  • Helps repair damaged relationships
  • Principle: Justice
slide49

Step Ten: “Continued to take personal inventory and when we were wrong promptly admitted it”

  • Self observation, associational problem solving, and honesty with oneself and others
  • Self observation and admission of problems
  • Set the stage of redeveloping both intimacy and generativity
  • Principle: Perseverance
slide50

Step Eleven: “Sought through prayer and meditation to improve our conscious contact with God as we understood Him, praying only for knowledge of His will for us and the power to carry that out”

Emphasis is on developing the experience one is capable of

Knowledge & power are for taking responsibility for one’s own life - solving one’s own problems

Developing one’s own experience leads to tolerance for others.

Atheists and agnostics are welcome

Principle: Spiritual Awareness

slide51

Step Twelve: “Having had a spiritual awakening as a result of these steps, we tried to carry this message to alcoholics, and to practice these principles in all our affairs”

  • Refers to freedom from the bondage of self-centeredness.
  • “Spirituality is the ability to get our minds off ourselves.”
  • Action in carrying the massage. Not a sermon, or even good advice. It is a personal sharing of the recovering person’s experience, strength, and hope
  • Principle: Service
project match
Project MATCH
  • 12 week, manual guided, individually delivered treatments
    • CBT - Cognitive Behavioral coping skills
    • MET- Motivational Enhancement Therapy
    • TSF- Twelve Step Facilitation
  • Discriminable, high exposure
  • Similar therapist skill and therapeutic alliance. (Carroll, et al: J Cons Clin Psychol, 66:290, 1998)
twelve step facilitation
Twelve Step Facilitation

1. Reading Assignments

2. Review journal - urges and slips

a. Sober days

3. Meeting attendance and reactions

4. Sponsor - getting started

5. Telephone list and use

6. Step work

(Proj MATCH: Vol 1: TSF Manual, 1995)

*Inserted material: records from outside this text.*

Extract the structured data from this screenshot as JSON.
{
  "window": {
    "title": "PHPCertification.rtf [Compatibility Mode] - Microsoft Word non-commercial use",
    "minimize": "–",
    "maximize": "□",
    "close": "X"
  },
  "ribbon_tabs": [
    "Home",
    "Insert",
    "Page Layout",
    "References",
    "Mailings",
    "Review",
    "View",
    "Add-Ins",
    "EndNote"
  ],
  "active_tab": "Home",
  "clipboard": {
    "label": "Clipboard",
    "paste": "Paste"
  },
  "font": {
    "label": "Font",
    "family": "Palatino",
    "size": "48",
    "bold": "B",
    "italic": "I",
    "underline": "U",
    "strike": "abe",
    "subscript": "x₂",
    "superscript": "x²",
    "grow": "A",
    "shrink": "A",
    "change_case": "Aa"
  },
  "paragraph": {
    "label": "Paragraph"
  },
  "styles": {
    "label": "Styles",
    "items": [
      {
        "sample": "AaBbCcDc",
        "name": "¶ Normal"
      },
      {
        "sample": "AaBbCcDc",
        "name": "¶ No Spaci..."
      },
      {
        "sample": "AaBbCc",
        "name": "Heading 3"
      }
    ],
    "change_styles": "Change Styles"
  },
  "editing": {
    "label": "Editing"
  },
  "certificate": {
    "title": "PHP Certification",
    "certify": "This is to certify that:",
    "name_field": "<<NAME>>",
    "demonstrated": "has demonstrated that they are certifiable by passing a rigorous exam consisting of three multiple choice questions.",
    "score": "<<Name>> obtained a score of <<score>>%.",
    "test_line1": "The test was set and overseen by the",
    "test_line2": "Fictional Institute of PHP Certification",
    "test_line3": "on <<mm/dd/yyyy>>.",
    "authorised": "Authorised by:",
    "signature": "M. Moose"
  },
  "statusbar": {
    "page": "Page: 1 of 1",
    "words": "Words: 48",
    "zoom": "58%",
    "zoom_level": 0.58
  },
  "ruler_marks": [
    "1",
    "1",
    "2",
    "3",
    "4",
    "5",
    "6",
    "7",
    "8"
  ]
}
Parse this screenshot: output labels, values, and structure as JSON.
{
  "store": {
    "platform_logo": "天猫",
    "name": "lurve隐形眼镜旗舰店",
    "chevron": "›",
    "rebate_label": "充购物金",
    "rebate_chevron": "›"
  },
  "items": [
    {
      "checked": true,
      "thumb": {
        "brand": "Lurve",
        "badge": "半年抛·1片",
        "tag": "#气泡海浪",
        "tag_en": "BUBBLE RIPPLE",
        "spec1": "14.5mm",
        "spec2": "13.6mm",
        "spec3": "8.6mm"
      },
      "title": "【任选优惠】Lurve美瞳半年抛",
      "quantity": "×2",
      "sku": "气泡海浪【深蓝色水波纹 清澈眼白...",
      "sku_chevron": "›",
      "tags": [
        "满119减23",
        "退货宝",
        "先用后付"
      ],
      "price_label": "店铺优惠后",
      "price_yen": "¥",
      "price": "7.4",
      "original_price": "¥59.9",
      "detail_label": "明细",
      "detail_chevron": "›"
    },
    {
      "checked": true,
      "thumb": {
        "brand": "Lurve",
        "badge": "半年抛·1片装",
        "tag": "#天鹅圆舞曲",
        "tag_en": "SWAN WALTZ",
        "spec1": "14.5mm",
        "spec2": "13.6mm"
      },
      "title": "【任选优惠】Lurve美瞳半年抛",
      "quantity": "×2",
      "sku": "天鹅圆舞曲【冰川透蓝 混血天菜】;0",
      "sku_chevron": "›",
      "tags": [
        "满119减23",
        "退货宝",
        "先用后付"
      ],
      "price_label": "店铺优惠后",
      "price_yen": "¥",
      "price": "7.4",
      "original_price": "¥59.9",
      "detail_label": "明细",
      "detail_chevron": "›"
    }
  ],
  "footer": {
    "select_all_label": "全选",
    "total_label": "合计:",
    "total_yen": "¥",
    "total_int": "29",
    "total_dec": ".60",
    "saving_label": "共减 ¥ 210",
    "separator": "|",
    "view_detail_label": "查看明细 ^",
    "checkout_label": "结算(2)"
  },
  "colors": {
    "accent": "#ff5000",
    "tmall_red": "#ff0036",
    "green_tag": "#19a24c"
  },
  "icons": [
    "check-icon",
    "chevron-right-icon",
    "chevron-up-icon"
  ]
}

research conclusions
Research Conclusions
  • Twelve Step groups are normative organizations that help members
    • Experience, express, and manage feelings
    • No negative feedback from others
    • Help capacity for self-regulation
    • Increase self efficacy and self care
    • Improve relationship to others
    • Find purpose and meaning
    • Increase ability to listen to others

(Emrick: Text. Substance Abuse Treatment, p406, 1999)

objections
Objections
  • Too religious
  • Unscientific, Folk Medicine
  • An equally unhealthy addiction
  • I’m not like them
  • They all smoke, drink, and/or use
  • Learn to deal with resistance